A spokesman confirmed: “One man in his 50s was taken to Letterkenny Hospital for treatment and there has been extensive damage to the premises.
“Gardaí are appealing for witnesses, anyone with information or anyone who was in the area that may have seen suspicious activity on Foyle Street, Moville, Co. Donegal prior or after the fire to contact Buncrana Garda Station on (074) 9320540 the Garda Confidential Line or any Garda Station.”
Meanwhile, local Councillor Martin Farren said: “I condemn completely what has happened here in relation to Caiseal Mara Hotel in the early hours of Sunday morning.
“This is not a true reflection of the town and the people that live here.
“Thankfully there were no fatalities and my understanding is there was one person in the hotel at the time and that he has made a full recovery.
“I want to thank the local Fire Brigade in Moville for acting as swiftly as they did in bringing things under control.”
Colr. Farren said he understood that the fire was largely contained in the reception area, but that this was extensively damaged in the blaze.
“Anyone who has information should get in touch with the Gardai,” he said.
Sinn Féin Senator Pádraig Mac Lochlainn, meanwhile, has condemned those behind the arson attack.
Senator Mac Lochlainn said: “Arson attacks, threats or racism have no place in Donegal. I call on the person or persons responsible for this arson attack and the threats to the family who own the hotel to stop their actions. They do not speak for the people in Moville or in Donegal.
“While many people in Moville are concerned about the absence of any consultation or preparation for the planned Direct Provision Centre at the hotel that will house around 100 asylum seekers, their concerns are not racist nor, indeed, unreasonable. I was present at the packed public meeting in Moville just over a week ago and the vast majority of speakers who had concerns were measured and genuine about the issues that they raised in relation to additional resources for local health services, schools and community amenities.

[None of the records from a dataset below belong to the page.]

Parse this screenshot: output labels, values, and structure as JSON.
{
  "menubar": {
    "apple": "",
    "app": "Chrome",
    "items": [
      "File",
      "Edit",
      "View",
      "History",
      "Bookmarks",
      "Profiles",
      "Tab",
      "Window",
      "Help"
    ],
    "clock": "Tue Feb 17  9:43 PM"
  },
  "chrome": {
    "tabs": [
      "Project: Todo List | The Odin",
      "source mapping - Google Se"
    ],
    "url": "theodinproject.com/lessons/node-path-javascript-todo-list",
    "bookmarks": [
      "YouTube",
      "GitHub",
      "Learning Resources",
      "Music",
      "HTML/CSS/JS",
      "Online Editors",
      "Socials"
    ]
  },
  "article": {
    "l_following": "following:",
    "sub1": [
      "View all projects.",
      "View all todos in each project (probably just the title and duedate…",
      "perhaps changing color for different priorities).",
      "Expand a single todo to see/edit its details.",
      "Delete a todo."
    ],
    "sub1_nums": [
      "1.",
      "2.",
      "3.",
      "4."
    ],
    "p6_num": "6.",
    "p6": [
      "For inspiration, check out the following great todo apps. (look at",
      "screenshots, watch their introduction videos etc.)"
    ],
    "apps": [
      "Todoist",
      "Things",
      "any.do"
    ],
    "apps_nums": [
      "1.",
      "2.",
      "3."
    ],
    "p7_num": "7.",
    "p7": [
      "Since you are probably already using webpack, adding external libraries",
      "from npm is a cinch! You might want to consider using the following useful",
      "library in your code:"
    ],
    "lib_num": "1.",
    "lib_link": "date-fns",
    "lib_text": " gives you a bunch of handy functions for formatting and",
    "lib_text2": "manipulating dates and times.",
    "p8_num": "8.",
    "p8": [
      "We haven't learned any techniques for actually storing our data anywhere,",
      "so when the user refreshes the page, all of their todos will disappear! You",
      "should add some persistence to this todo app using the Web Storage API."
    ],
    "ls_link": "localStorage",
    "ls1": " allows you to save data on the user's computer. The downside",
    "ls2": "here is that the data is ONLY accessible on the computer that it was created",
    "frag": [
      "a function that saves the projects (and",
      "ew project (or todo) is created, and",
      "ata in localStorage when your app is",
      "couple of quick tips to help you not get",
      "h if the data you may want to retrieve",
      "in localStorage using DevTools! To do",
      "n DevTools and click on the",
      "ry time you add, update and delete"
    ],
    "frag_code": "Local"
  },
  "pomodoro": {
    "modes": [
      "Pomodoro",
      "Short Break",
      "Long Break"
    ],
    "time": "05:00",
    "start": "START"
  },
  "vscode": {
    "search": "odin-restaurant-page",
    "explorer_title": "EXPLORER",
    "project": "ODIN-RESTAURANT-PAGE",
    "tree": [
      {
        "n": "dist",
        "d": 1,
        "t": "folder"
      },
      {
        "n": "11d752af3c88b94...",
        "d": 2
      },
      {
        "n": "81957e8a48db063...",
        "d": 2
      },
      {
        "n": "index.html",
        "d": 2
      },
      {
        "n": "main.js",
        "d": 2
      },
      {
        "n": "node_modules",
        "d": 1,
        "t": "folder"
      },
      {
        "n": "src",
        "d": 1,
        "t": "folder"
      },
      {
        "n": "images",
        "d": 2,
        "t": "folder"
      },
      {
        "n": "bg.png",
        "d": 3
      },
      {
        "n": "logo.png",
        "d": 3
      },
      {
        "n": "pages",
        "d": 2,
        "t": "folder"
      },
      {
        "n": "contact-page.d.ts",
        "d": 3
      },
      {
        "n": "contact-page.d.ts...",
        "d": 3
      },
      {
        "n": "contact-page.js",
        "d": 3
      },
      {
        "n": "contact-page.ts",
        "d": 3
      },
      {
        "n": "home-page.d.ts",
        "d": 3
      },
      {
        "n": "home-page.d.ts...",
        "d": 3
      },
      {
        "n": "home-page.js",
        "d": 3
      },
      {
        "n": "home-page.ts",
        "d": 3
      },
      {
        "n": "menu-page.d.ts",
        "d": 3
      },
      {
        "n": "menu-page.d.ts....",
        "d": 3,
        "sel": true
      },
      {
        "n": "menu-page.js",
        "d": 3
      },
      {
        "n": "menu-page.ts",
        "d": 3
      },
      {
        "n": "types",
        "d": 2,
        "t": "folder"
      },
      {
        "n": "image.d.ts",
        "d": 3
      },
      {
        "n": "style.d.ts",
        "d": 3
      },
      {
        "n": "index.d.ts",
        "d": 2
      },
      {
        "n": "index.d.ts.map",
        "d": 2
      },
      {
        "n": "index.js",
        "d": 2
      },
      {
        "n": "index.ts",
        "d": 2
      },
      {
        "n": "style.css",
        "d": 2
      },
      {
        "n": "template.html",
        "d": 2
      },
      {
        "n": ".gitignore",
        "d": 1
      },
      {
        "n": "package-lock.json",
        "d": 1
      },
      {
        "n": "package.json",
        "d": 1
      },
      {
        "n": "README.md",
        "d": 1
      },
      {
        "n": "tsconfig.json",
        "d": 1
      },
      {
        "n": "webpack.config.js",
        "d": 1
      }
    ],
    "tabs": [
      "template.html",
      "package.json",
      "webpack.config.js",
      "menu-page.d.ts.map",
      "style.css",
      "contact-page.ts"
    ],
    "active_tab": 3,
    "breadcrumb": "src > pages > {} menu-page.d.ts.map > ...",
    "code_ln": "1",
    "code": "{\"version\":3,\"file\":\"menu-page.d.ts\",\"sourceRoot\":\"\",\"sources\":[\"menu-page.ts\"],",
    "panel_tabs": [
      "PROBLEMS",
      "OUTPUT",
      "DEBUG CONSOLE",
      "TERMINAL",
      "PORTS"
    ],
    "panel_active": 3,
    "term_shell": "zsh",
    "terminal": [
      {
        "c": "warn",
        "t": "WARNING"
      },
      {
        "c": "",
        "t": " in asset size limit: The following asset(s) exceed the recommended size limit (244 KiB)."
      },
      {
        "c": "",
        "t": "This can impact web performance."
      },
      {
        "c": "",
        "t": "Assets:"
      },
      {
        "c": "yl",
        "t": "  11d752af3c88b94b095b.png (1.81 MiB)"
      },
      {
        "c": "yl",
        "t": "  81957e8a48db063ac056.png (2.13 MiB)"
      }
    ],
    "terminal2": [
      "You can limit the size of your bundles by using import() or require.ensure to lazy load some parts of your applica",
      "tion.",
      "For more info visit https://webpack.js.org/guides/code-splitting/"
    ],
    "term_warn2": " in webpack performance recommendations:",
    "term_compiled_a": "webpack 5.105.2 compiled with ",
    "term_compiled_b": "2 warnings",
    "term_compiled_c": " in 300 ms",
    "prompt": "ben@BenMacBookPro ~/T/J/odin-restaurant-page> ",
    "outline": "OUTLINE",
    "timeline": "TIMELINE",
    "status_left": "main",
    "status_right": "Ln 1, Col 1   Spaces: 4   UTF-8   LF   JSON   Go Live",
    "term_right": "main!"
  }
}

“The vast, vast majority of people in Moville and Donegal reject racism or intimidation,” he maintained.